Lyft confirmed to The Information it had started an internal investigation into the alleged incidents, which were brought to light through an anonymous online tip from a current or former employee.
The person claimed that Lyft staff used the company’s customer insight software to spy on riders. This included finding out where current and former partners were being picked up and dropped off, tracking any Lyft passengers they found attractive, and to see which riders left bad reviews.
Some staff also used the software to look up the personal info of top executives and celebrities.
“I’ve heard at least one employee brag about having Zuck’s phone number from using our data,” the person said, using the nickname for Facebook CEO Mark Zuckerberg. (Mr. Zuckerberg did not have a comment for this article.) “Another employee has bragged about collecting the info of Hollywood actresses and porn stars,” the anonymous person said.
The claims are remarkably similar to those leveled against Uber back in 2014. The company’s New York general manager used its God View real-time tool to track a BuzzFeed reporter because she “was 30 minutes late to a meeting.” Uber was eventually hit with a $20,000 fine by the New York Attorney General’s office and agreed to tighten its security practices.

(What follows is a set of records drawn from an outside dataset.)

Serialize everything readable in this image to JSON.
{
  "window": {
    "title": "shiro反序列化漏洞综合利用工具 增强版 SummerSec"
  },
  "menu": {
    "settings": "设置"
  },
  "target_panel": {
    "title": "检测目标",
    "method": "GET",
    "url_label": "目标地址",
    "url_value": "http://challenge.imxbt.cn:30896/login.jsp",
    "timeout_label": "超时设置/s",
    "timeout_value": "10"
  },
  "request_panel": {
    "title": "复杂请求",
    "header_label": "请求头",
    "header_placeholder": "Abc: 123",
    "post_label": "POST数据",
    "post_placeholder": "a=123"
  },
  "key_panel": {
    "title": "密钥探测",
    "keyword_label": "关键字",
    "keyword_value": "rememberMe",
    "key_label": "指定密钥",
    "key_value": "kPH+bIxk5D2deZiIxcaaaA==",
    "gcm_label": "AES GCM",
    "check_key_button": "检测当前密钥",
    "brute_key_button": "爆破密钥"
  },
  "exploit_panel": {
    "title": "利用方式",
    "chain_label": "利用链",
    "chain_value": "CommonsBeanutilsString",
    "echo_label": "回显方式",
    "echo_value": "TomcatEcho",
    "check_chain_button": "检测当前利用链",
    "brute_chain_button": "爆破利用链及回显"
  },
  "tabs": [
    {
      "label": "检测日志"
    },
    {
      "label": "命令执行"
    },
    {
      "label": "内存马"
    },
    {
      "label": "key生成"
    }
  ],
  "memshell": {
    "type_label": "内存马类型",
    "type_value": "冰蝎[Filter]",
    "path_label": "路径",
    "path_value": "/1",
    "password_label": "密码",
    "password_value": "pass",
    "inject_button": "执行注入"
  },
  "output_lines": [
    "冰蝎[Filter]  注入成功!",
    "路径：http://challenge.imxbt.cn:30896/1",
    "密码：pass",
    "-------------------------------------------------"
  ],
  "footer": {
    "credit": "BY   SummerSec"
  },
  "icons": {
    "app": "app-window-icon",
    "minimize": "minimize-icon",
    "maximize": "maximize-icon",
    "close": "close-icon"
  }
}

Responding to the claims, a Lyft spokesperson said: “The specific allegations in this post would be a violation of Lyft’s policies and a cause for termination, and have not been raised with our Legal or Executive teams. We are conducting an investigation into the matter.”
“Access to data is restricted to certain teams that need it to do their jobs. For those teams, each query is logged and attributed to a specific individual. We require employees to be trained in our data privacy practices and responsible use policy, which categorically prohibit accessing and using customer data for reasons other than those required by their specific role at the company.”
As Uber was hit with one scandal after another, Lyft often positioned itself as the friendly, trustworthy ride-hailing company. It’ll be interesting to see the investigation’s results, and what the firm does to address the issues.